Sentencing delayed in sex assault conviction
CHICAGO He was convicted in February of sexually abusing five boys between the ages of 11 and 13. Bracey was the basketball coach at Barton Elementary School on the city's South Side. Monday's delay came after Bracey's attorney asked for a new trial, claiming the jury was pressured to reach a quick verdict. It will be at least another month before the victims of former basketball coach and choir director may have closure. The family of the boys he was convicted of molesting expected his sentencing Monday but were unpleasantly surprised by when criminal court Judge Stanley Sacks was forced to continue the case. The families of convicted child molester Bracey left court Monday morning without the justice they came for. "I felt like justice was going to be served today," said LaTonya Barker, victim's mother, in tears. Bracey was employed at the Barton Elementary School when he was arrested for allegedly assaulting children.
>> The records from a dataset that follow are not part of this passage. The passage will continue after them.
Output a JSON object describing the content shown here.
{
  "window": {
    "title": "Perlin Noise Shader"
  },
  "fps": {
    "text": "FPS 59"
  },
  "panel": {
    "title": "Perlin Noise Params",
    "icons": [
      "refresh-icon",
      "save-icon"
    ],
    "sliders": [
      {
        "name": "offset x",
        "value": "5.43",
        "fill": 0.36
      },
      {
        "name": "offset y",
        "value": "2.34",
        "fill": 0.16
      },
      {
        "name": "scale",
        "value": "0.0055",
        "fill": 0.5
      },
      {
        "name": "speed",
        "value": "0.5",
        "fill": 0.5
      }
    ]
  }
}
The former elementary school basketball coach was supposed to be sentenced after he was convicted on February 29 of raping three boys and sexually assaulting two others. At the time, all the children were between the ages of 11 and 13 and were members of the basketball team he coached. "It's disappointing. I'm angry. I'm very angry. But I'm determined. We will be back here the next court date to make sure he gets what he has got coming," said Lamenda Jones, victim's mother. Bracey was to be sentenced to life in prison Monday morning based on a criminal statute and new sentencing guidelines that apply to the abuse of more than one child. Instead, his lawyer motioned for a new trial, citing two key pieces of evidence. They include an anonymous letter the defense says it received along with information Bracey says a friend of a juror told him that the jury in his trial was pressured to come to quick verdict. "I would like to make sure that that juror came up with the decision on their own without any undue pressure," said Theodore London, Bracey's attorney. "It seemed like we were hearing that somebody else heard through someone else. There were so many levels of hearsay. The defense had since February 29 to look into any kind of allegation of misconduct," said Patricia Shea, Cook Co. Asst. State's Atty. The prosecution says the letter is questionable at best and seriously doubts anyone pressured Bracey's jury to convict. The parents and relatives of the boys assaulted by Bracey say they believe the claims of jury interference is a stall tactic that only serves to prolong their pain. "We just want justice to be served out of this," said Credell Browdry, victim's father. In court, the judge said because the jury only deliberated five hours he seriously doubted there has been any undo pressure, but most likely because of the threat of an appeal, the court is entertaining the motion for a new trial. That happens in late May. Despite the conviction, Bracey continues to maintain his innocence.